JSON. That response will be then set as
state in the current component to the variable,
From here, if we were to throw in a debugger down in the
render() function, we could run
this.state.lessons and get back all of our information for lessons form the
skill_level among other attributes.
fetch(). It is not as complicated as it looks. Just know this, as it will make EVERYTHING super easy to understand, every stage of the fetch returns something – no matter what. Ok. Let’s take a look.
/api/v1/lessons will return a bunch of data, this is because of our render function back on the API controller. Now, notice the next line says,
.then(lessonResponse => lessonResponse.json()).
.then is a function as part of the promises syntax that says, take whatever was just explicitly returned and now do something to it. That something is defined in
lessonResponse => lessonResponse.json(). lessonResponse could be named,
rubberDuck => rubberDuck.json(), it doesn’t matter, it is a placeholder variable that simply represents whatever was returned.
So, we are saying, take whatever was returned form the fetch call and make sure it is in a readable form (
.then we want to take THAT return value and we want to use it to
Now, we have successfully take information from our database and sifted it through Rails and into React. Now that this data is set to
state in our React component, we are able to utilize it elsewhere in our React application!
Using fetch() to PATCH
We now know how to retrieve data from our backend, but what about storing new data from React? We basically do the same thing. It takes a couple of extra steps, but it isn’t too difficult. Let’s take a look!
In order to create a
Lesson you need to stipulate a couple of things. First,
skill_level – these are all required through model validations. An optional field exists, though, for

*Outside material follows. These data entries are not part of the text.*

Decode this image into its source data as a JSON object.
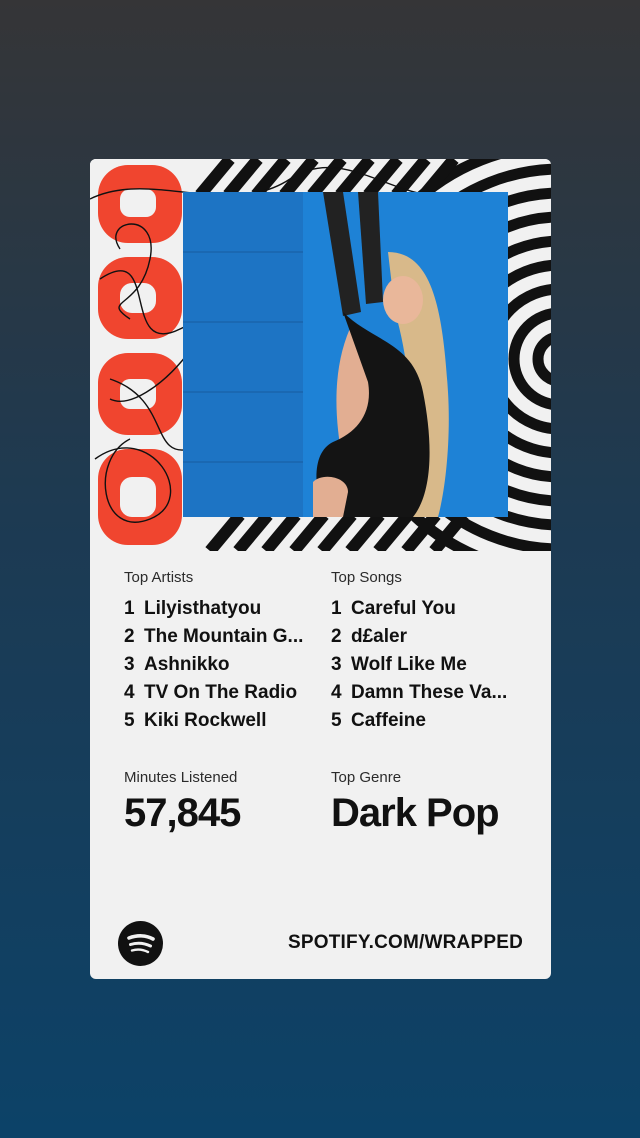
{
  "card": {
    "year_art_text": "2025",
    "top_artists": {
      "heading": "Top Artists",
      "items": [
        {
          "rank": "1",
          "name": "Lilyisthatyou"
        },
        {
          "rank": "2",
          "name": "The Mountain G..."
        },
        {
          "rank": "3",
          "name": "Ashnikko"
        },
        {
          "rank": "4",
          "name": "TV On The Radio"
        },
        {
          "rank": "5",
          "name": "Kiki Rockwell"
        }
      ]
    },
    "top_songs": {
      "heading": "Top Songs",
      "items": [
        {
          "rank": "1",
          "name": "Careful You"
        },
        {
          "rank": "2",
          "name": "d£aler"
        },
        {
          "rank": "3",
          "name": "Wolf Like Me"
        },
        {
          "rank": "4",
          "name": "Damn These Va..."
        },
        {
          "rank": "5",
          "name": "Caffeine"
        }
      ]
    },
    "minutes": {
      "label": "Minutes Listened",
      "value": "57,845"
    },
    "genre": {
      "label": "Top Genre",
      "value": "Dark Pop"
    },
    "footer": {
      "url": "SPOTIFY.COM/WRAPPED",
      "logo_icon": "spotify-logo-icon"
    }
  },
  "colors": {
    "card_bg": "#f1f1f1",
    "accent_red": "#f0452f",
    "photo_bg": "#1e82d6",
    "text": "#111111"
  }
}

student_id. So, if a student wants to join a lesson, I need to find a way to add that user to the existing
We start by taking as arguments, anything that will be required to make a

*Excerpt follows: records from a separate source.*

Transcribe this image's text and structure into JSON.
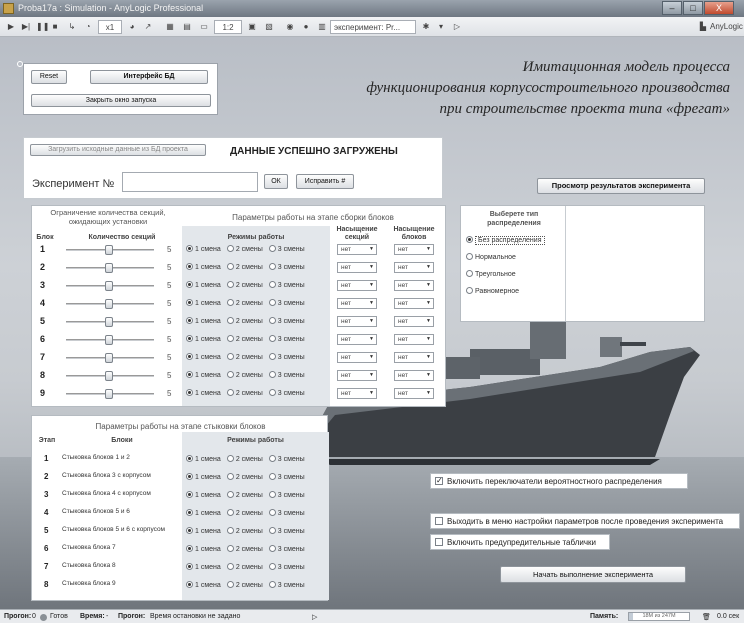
{
  "window": {
    "title": "Proba17a : Simulation - AnyLogic Professional",
    "min": "–",
    "max": "□",
    "close": "X"
  },
  "toolbar": {
    "speed": "x1",
    "scale": "1:2",
    "experiment": "эксперимент: Pr...",
    "brand": "AnyLogic"
  },
  "heading": {
    "line1": "Имитационная модель процесса",
    "line2": "функционирования корпусостроительного производства",
    "line3": "при строительстве проекта типа «фрегат»"
  },
  "topbar": {
    "reset": "Reset",
    "db": "Интерфейс БД",
    "close_windows": "Закрыть окно запуска"
  },
  "load": {
    "button": "Загрузить исходные данные из БД проекта",
    "status": "ДАННЫЕ УСПЕШНО ЗАГРУЖЕНЫ",
    "exp_label": "Эксперимент №",
    "ok": "ОК",
    "fix": "Исправить #"
  },
  "view_results": "Просмотр результатов эксперимента",
  "assembly": {
    "limit_header": "Ограничение количества секций, ожидающих установки",
    "params_header": "Параметры работы на этапе сборки блоков",
    "col_block": "Блок",
    "col_count": "Количество секций",
    "col_modes": "Режимы работы",
    "col_sat_sections": "Насыщение секций",
    "col_sat_blocks": "Насыщение блоков",
    "modes": [
      "1 смена",
      "2 смены",
      "3 смены"
    ],
    "rows": [
      {
        "n": "1",
        "count": "5",
        "mode": "1 смена",
        "s1": "нет",
        "s2": "нет"
      },
      {
        "n": "2",
        "count": "5",
        "mode": "1 смена",
        "s1": "нет",
        "s2": "нет"
      },
      {
        "n": "3",
        "count": "5",
        "mode": "1 смена",
        "s1": "нет",
        "s2": "нет"
      },
      {
        "n": "4",
        "count": "5",
        "mode": "1 смена",
        "s1": "нет",
        "s2": "нет"
      },
      {
        "n": "5",
        "count": "5",
        "mode": "1 смена",
        "s1": "нет",
        "s2": "нет"
      },
      {
        "n": "6",
        "count": "5",
        "mode": "1 смена",
        "s1": "нет",
        "s2": "нет"
      },
      {
        "n": "7",
        "count": "5",
        "mode": "1 смена",
        "s1": "нет",
        "s2": "нет"
      },
      {
        "n": "8",
        "count": "5",
        "mode": "1 смена",
        "s1": "нет",
        "s2": "нет"
      },
      {
        "n": "9",
        "count": "5",
        "mode": "1 смена",
        "s1": "нет",
        "s2": "нет"
      }
    ]
  },
  "distribution": {
    "title": "Выберете тип распределения",
    "options": [
      "Без распределения",
      "Нормальное",
      "Треугольное",
      "Равномерное"
    ],
    "selected": "Без распределения"
  },
  "docking": {
    "header": "Параметры работы на этапе стыковки блоков",
    "col_stage": "Этап",
    "col_blocks": "Блоки",
    "col_modes": "Режимы работы",
    "rows": [
      {
        "n": "1",
        "name": "Стыковка блоков 1 и 2"
      },
      {
        "n": "2",
        "name": "Стыковка блока 3 с корпусом"
      },
      {
        "n": "3",
        "name": "Стыковка блока 4 с корпусом"
      },
      {
        "n": "4",
        "name": "Стыковка блоков 5 и 6"
      },
      {
        "n": "5",
        "name": "Стыковка блоков 5 и 6 с корпусом"
      },
      {
        "n": "6",
        "name": "Стыковка блока 7"
      },
      {
        "n": "7",
        "name": "Стыковка блока 8"
      },
      {
        "n": "8",
        "name": "Стыковка блока 9"
      }
    ]
  },
  "options": {
    "enable_switches": "Включить переключатели вероятностного распределения",
    "exit_menu": "Выходить в меню настройки параметров после проведения эксперимента",
    "warnings": "Включить предупредительные таблички",
    "start": "Начать выполнение эксперимента"
  },
  "status": {
    "run1_label": "Прогон:",
    "run1_value": "0",
    "ready": "Готов",
    "time_label": "Время:",
    "time_value": "-",
    "run2_label": "Прогон:",
    "run2_value": "Время остановки не задано",
    "memory_label": "Память:",
    "memory_value": "18М из 247М",
    "memory_fraction": 0.07,
    "speed": "0.0 сек"
  }
}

PATCH request. In my case, that means the
lesson_id (so we know what lesson the student is joining) and
student_id (so we know what student to add). Now that these are argument of our method, let’s take a look at the actual
The first thing you will probably notice is that I am using string interpolation. Why? Because we want to target a specific

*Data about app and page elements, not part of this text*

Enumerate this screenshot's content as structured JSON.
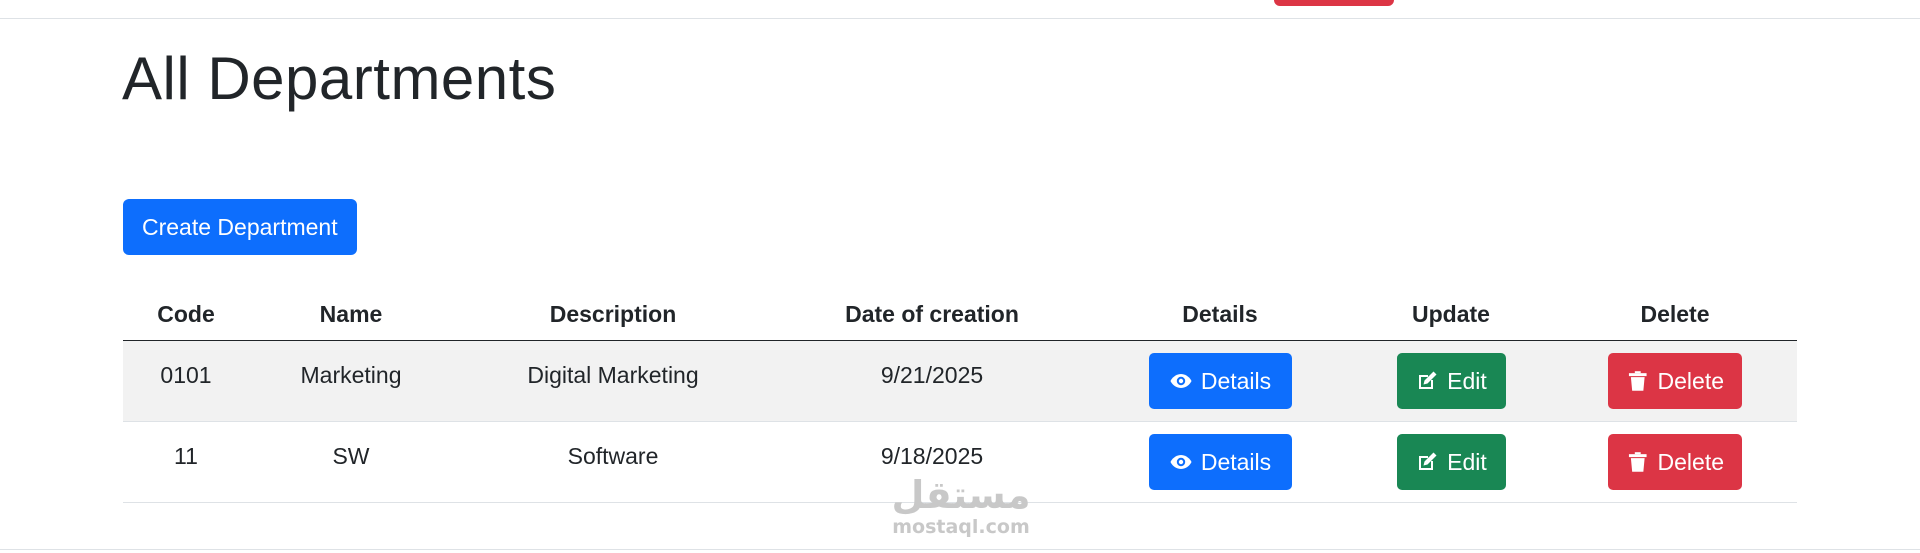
{
  "page": {
    "title": "All Departments"
  },
  "actions": {
    "create_label": "Create Department"
  },
  "table": {
    "headers": [
      "Code",
      "Name",
      "Description",
      "Date of creation",
      "Details",
      "Update",
      "Delete"
    ],
    "rows": [
      {
        "code": "0101",
        "name": "Marketing",
        "description": "Digital Marketing",
        "date": "9/21/2025"
      },
      {
        "code": "11",
        "name": "SW",
        "description": "Software",
        "date": "9/18/2025"
      }
    ],
    "buttons": {
      "details": "Details",
      "edit": "Edit",
      "delete": "Delete"
    }
  },
  "watermark": {
    "arabic": "مستقل",
    "latin": "mostaql.com"
  },
  "icons": {
    "details": "eye-icon",
    "edit": "pencil-square-icon",
    "delete": "trash-icon"
  },
  "colors": {
    "primary": "#0d6efd",
    "success": "#198754",
    "danger": "#dc3545",
    "stripe": "#f2f2f2"
  }
}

Lesson and by extension, we want our
fetch() request to be hitting the
update action in the
Lesson API controller. When we stipulate a specific lesson in the
lessons_controller.rb file, Rails automatically knows it should avoid a series of action methods, like
It is the next line that will actually specify which action method to use. Look at the line,
method: 'PATCH'. This is telling the controller that this request is seeking to take new information and append it to an existing entry in the database. Once Rails sees this, it automatically knows to use the
update method. Let’s go back to the controller.
Take a look at the
update method. The update method require new information, but it also requires a way of identifying which database entry to update. To point to the entry we want to update, we use
params[:id], this points Rails to the specific lesson we want to update. Since we have easy access to
current_user which is the user who is currently signed in, we can just assign them to
student . This is all a bunch of Rails magic! If you start getting some weird errors, throw in the credentials line, this has to do with Authenticating a user in Devise, before I included it I was unable to actually PATCH to the database.
There you have it! You now know how both retrieve information from the database and alter it with
PATCH requests. It’s unfortunate that Rails and React don’t get along as nice as we would like but at least we know some workarounds to achieve the results we’re looking for.
Again, naming conventions are still in play as we are working within a Rails framework. If you are getting funky errors about controllers or methods, check your file and class names to see if they are named properly.